Location. 43° 4.784′ N, 89° 23.203′ W. Marker is in Madison, Wisconsin, in Dane County. Marker is on East Gilman Street 0.1 miles east of North Pinckney Street, on the left when traveling east. The marker is on the ground by the sidewalk in front of the Old Governor's Mansion. Touch for map. Marker is at or near this postal address: 130 East Gilman Street, Madison WI 53703, United States of America. Touch for directions.

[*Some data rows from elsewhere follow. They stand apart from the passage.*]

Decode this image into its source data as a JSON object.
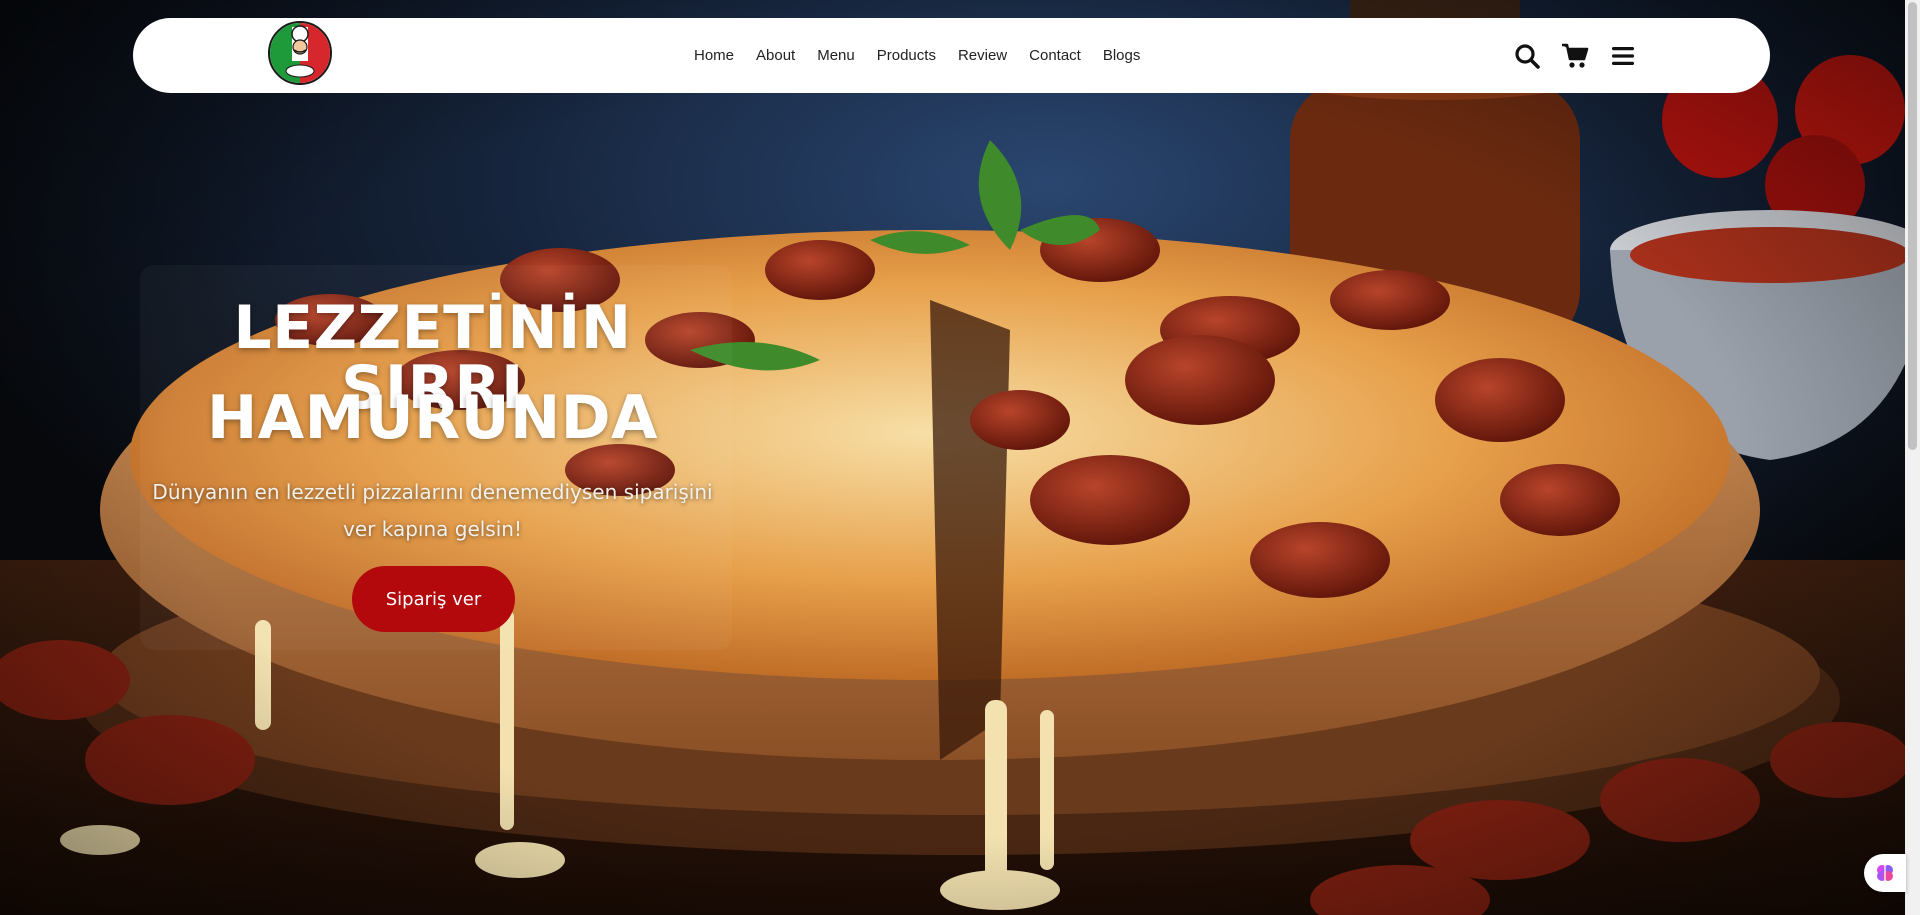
{
  "nav": {
    "logo_alt": "Pizza",
    "links": [
      {
        "label": "Home"
      },
      {
        "label": "About"
      },
      {
        "label": "Menu"
      },
      {
        "label": "Products"
      },
      {
        "label": "Review"
      },
      {
        "label": "Contact"
      },
      {
        "label": "Blogs"
      }
    ],
    "icons": [
      "search-icon",
      "cart-icon",
      "menu-icon"
    ]
  },
  "hero": {
    "title_line1": "LEZZETİNİN SIRRI",
    "title_line2": "HAMURUNDA",
    "subtitle": "Dünyanın en lezzetli pizzalarını denemediysen siparişini ver kapına gelsin!",
    "button_label": "Sipariş ver"
  },
  "colors": {
    "accent": "#b3080c",
    "navbar_bg": "#ffffff",
    "text_light": "#ffffff"
  }
}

Other nearby markers. At least 8 other markers are within walking distance of this Kendall House (about 300 feet away, measured in a direct line); Bashford House (about 300 feet away); Timothy Brown House (about 300 feet away); Period Garden Park (about 400 feet away); Mansion Hill Historic District (about 400 feet away); Keyes House (about 400 feet away); Pierce House (about 400 feet away); Keenan House (about 400 feet away). Touch for a list and map of all markers in Madison.
Regarding Old Governor's Mansion. According to the Madison Landmarks Commission, "this house was originally built for Catherine and Julius T. White, Secretary of the Wisconsin Insurance Company. The Whites sold the house in 1857 to one of Madison's first settlers, George P. Delaplaine and his wife, Emily. Delaplaine was secretary to Governors Farwell and Dewey and co-owner of one of the largest real estate development firms in the city. In 1867 the house rose to greater social prominence when it was purchased by State Senator J. G. Thorp, a millionaire lumber baron, and his wife, Amelia. In 1870, the Thorp's young daughter, Sarah, married Ole Bull, the world-famous 60-year-old Norwegian violinist in one of the most lavish weddings the town had ever seen. ... Conover and Porter designed renovations in 1897 which including a sweeping wrap-around veranda with Ionic columns, which was drastically reduced
Also see . . . Madison Landmarks Commission. The landmark nomination form for the house (pdf). (Submitted on March 19, 2011, by William J. Toman of Green Lake, Wisconsin.)
Credits. This page was last revised on December 28, 2019. It was originally submitted on June 30, 2010, by William J. Toman of Green Lake, Wisconsin. This page has been viewed 2,409 times since then and 56 times this year. Photos: 1, 2, 3. submitted on June 30, 2010, by William J. Toman of Green Lake, Wisconsin. • Bill Pfingsten was the editor who published this page.